For Welles aficionados, and perhaps only for them, “The Other Side of the Wind” will function as a skeleton key to the themes and obsessions of his entire career. “The Other Side of the Wind” comes to us as a kind of time capsule of an era when Hollywood, for a brief time, opened its doors wide to creative risk. It never did welcome Welles, though, and this last, bewilderingly hectic movie from him can best be viewed, I think, not so much as a high achievement in its own right as an indictment of Hollywood’s criminal neglect. Grade: B+ (This movie is rated R for sexual content, graphic nudity, and some language.)
‘Shoplifters’ asks, what is the true meaning of family?
In “Shoplifters,” written and directed by Hirokazu Kore-eda and the winner of the Palme d’Or at Cannes and Japan’s entry for the best foreign language film Oscar, 12-year-old Shota (Jyo Kairi) and Osamu (Lily Franky), presumably his father, encounter a crying 5-year-old child, Yuri (Miyu Sasaki). She is alone and apparently neglected by her parents. Torn about what to do, they take her back with them, if only to provide a temporary refuge. It is then that we encounter the extended Shibata family, which appears to be a tightknit, impoverished, multi-generational assemblage hidden away from the street, in tight quarters, in a run-down section of Tokyo. As the film incrementally unwinds, we discover they are not altogether who they seem to be.
Despite all that is good about “Shoplifters,” I found the central conceit bothersome. I also don’t think Kore-eda’s implicit thesis about what truly constitutes a family is such an earth-shatterer. It’s not exactly news that we don’t get to choose who our parents or siblings are, or that we can feel deep familial attachments to those to whom we are unrelated.
But in the end, Kore-eda, for all the cooked-up moments in “Shoplifters,” knows where the heart of his story is. Its final, wrenching fadeout, with little Yuri navigating her bereft new life, is beyond praise.

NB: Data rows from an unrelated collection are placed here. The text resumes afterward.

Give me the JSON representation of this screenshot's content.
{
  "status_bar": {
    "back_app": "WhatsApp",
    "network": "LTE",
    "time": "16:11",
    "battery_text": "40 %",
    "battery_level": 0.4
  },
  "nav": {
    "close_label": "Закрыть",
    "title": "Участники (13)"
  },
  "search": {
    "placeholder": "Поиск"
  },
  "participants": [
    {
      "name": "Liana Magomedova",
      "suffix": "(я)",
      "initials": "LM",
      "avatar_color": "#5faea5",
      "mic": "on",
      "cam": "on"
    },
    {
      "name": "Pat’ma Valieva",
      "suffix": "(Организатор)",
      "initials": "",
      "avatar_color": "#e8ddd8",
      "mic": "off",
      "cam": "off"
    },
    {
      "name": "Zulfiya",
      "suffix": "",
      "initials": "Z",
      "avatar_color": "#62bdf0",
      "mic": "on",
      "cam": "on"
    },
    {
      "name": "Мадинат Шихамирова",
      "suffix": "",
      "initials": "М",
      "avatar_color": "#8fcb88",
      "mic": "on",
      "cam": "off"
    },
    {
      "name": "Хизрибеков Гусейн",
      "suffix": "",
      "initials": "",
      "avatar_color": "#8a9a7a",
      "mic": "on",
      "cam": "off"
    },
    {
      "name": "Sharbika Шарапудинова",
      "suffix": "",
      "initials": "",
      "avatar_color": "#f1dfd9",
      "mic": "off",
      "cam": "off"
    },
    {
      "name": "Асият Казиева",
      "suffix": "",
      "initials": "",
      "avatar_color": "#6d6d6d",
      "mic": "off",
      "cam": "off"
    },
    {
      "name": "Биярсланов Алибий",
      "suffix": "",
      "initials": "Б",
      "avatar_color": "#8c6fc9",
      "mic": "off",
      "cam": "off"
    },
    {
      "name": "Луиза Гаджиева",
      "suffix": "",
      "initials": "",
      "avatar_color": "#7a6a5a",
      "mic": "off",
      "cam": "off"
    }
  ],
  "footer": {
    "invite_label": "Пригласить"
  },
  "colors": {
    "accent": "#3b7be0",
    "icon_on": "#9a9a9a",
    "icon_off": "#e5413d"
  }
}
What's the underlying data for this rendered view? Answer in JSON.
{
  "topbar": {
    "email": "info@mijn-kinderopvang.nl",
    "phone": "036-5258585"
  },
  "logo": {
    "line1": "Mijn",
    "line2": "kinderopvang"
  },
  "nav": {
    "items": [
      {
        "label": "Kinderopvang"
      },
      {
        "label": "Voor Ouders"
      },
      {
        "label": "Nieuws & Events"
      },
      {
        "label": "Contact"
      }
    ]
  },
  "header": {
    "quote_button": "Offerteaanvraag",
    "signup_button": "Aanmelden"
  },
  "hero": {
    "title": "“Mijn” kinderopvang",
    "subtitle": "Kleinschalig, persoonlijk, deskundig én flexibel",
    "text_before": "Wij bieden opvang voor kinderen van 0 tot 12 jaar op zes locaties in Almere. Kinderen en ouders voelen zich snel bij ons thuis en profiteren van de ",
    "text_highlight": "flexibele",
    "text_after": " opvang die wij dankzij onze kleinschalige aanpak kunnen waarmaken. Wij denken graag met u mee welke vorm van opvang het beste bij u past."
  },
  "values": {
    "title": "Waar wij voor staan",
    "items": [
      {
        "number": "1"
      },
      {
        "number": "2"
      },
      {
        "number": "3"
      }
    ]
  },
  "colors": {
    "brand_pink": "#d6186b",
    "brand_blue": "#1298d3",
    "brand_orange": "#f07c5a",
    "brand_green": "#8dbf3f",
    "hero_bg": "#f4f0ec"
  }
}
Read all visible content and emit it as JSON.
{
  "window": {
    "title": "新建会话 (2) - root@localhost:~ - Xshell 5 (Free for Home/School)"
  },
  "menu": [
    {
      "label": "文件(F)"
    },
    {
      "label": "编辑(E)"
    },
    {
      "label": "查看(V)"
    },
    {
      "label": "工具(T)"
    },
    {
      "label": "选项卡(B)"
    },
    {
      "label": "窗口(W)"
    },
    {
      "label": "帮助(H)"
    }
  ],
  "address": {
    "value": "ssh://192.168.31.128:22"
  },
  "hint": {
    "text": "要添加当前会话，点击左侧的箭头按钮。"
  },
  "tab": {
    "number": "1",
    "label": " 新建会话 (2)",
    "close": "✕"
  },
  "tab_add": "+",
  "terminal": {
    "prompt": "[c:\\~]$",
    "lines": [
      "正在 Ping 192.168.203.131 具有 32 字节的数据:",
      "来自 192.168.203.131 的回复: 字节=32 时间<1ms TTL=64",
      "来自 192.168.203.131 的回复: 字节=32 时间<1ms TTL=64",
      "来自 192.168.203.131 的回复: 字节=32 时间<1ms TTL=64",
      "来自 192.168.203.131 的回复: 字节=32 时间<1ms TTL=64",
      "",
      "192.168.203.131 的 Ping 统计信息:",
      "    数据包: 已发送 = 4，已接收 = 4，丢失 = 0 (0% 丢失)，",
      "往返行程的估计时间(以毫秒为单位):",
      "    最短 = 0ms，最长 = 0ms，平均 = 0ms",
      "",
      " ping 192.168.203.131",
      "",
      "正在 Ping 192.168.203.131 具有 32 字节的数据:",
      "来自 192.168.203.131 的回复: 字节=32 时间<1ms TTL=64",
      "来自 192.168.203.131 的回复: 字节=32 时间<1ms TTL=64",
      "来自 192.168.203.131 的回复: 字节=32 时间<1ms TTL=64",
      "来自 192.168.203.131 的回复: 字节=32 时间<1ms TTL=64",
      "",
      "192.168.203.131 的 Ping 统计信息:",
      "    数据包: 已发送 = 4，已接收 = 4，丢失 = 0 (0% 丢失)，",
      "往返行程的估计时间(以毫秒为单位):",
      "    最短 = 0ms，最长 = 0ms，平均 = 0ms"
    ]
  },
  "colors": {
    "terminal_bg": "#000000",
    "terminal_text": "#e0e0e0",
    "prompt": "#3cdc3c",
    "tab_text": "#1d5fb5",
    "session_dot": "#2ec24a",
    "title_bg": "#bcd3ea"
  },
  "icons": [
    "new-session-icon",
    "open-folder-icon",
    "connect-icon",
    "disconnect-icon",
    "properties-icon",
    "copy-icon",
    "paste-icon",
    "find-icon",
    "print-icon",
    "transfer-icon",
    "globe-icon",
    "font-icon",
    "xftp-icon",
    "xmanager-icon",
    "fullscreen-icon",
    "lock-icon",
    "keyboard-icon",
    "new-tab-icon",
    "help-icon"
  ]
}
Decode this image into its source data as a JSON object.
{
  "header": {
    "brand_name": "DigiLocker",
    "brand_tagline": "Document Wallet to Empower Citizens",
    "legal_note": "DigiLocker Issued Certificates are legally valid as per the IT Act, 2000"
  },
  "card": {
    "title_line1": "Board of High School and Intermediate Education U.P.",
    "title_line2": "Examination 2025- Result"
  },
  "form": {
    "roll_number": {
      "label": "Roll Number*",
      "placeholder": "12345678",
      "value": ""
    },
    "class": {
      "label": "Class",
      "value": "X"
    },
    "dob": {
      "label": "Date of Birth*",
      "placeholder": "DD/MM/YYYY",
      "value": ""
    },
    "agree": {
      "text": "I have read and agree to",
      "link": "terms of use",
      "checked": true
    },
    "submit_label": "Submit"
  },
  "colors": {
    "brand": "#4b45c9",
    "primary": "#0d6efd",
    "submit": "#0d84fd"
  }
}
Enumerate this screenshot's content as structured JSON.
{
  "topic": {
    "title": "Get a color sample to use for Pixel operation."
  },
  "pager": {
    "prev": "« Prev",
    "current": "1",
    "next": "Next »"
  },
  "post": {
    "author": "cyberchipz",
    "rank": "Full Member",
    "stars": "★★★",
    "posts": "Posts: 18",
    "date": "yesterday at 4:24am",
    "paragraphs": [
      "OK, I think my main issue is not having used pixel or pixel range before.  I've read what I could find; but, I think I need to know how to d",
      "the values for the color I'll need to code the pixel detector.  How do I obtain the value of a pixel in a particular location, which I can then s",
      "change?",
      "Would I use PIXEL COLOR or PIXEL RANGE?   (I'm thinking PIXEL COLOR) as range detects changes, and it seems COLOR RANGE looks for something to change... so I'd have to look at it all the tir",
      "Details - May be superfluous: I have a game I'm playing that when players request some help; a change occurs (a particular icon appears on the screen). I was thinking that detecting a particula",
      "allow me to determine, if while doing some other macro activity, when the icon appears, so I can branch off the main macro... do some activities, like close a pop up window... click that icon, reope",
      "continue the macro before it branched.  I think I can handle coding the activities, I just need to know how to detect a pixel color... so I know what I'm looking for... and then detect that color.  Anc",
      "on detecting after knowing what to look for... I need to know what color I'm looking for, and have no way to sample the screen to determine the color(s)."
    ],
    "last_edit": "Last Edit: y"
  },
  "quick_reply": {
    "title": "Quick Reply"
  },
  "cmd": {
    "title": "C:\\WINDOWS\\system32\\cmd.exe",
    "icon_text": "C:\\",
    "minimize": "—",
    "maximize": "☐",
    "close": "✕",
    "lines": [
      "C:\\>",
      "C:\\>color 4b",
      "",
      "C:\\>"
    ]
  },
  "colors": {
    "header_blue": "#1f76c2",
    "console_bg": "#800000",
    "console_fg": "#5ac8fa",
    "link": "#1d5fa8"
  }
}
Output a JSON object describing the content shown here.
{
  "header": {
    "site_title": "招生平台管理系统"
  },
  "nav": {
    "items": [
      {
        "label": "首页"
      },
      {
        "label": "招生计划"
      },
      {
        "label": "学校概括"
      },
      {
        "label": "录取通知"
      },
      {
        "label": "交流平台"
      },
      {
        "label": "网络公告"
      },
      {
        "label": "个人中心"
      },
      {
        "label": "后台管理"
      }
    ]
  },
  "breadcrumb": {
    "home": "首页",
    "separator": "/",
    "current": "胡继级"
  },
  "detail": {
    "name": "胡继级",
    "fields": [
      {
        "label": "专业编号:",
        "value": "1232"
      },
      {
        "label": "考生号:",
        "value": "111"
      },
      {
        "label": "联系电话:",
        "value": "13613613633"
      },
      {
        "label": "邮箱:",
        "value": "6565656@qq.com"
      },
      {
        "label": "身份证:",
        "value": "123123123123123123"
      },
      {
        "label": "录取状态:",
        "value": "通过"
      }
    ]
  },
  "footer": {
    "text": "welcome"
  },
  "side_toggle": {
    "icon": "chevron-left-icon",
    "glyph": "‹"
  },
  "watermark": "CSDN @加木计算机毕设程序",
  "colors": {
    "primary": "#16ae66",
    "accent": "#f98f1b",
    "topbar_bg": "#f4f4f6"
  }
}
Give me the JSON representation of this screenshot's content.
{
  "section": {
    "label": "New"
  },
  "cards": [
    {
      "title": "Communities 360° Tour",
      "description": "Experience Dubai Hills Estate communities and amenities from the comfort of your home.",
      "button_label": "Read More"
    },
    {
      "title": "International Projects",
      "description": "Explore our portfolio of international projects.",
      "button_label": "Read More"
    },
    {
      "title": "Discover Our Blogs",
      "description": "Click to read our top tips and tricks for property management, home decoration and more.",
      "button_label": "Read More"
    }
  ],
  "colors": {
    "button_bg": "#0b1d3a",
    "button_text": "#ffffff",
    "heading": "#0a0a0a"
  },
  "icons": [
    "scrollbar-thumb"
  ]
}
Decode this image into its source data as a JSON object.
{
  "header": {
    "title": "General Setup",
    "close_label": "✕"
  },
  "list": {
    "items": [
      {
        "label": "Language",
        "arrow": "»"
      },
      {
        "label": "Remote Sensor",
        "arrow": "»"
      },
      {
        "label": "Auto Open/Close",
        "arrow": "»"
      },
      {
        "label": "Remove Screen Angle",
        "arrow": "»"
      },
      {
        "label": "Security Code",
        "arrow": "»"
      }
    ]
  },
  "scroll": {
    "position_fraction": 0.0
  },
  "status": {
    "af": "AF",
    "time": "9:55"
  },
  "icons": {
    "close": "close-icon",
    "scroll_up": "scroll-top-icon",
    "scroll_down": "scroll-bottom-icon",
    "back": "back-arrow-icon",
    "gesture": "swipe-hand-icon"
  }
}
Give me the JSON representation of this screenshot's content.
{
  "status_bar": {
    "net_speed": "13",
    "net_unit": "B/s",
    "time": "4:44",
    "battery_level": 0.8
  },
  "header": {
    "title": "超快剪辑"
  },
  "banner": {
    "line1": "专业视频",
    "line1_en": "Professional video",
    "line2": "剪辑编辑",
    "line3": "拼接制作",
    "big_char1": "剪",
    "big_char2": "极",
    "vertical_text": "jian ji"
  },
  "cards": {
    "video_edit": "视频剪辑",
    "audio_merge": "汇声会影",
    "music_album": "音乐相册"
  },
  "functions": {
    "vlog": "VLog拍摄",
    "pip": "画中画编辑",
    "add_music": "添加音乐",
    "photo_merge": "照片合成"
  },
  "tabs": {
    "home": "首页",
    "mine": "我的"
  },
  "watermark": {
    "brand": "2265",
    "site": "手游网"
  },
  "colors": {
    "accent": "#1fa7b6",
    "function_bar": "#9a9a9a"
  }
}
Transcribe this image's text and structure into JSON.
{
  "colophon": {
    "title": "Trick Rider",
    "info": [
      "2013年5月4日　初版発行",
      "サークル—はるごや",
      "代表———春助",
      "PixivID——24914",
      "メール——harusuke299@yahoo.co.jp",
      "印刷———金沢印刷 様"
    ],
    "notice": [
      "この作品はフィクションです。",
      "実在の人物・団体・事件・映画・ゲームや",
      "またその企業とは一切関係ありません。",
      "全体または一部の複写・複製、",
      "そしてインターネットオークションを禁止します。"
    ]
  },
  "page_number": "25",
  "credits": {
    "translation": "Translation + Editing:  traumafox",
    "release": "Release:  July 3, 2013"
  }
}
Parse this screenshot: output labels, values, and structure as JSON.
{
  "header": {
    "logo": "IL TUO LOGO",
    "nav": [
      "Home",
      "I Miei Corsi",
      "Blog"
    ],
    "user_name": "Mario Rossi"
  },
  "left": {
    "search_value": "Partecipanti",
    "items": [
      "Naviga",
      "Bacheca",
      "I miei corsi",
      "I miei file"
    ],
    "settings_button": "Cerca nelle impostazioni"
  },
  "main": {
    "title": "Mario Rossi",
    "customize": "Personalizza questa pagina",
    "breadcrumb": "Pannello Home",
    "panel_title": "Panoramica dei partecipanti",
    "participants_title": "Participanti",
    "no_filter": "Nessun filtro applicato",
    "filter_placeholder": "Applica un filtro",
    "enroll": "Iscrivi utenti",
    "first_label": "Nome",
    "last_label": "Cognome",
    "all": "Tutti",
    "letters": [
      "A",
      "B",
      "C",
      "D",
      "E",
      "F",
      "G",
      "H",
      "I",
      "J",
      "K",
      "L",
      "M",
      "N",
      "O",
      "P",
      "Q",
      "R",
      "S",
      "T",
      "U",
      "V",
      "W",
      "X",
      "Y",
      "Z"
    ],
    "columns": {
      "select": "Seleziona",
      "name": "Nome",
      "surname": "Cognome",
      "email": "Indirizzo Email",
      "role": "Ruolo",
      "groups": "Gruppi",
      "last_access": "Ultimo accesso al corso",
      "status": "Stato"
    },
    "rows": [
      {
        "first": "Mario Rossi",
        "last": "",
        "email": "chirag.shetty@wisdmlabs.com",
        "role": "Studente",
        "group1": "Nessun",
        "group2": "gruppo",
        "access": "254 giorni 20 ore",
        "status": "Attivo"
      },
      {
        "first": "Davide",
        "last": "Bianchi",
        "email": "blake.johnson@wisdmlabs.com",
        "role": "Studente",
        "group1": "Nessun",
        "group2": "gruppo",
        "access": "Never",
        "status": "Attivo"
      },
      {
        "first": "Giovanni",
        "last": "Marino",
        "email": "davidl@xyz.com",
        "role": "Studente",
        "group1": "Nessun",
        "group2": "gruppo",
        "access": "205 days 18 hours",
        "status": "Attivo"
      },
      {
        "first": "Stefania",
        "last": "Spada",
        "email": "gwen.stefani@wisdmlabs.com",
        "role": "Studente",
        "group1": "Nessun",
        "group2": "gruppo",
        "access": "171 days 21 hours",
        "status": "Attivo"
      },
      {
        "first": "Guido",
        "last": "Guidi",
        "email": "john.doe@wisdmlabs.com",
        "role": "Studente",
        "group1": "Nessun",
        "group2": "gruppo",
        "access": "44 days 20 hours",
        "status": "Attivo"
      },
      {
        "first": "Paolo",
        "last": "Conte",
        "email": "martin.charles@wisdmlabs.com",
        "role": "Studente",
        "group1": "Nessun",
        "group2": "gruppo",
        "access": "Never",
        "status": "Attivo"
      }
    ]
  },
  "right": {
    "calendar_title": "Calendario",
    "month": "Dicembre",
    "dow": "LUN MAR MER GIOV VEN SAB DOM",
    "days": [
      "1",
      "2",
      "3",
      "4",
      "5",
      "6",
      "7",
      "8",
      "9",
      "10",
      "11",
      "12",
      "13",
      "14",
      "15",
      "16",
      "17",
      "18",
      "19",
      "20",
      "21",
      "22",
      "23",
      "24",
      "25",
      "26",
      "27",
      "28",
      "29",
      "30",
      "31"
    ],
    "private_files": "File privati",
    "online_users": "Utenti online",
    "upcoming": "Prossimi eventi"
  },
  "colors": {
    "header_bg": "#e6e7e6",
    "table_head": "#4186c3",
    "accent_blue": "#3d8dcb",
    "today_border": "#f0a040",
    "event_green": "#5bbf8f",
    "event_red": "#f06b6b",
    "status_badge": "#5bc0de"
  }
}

Grade: B+ (Rated R for some sexual content and nudity. In Japanese with English subtitles.)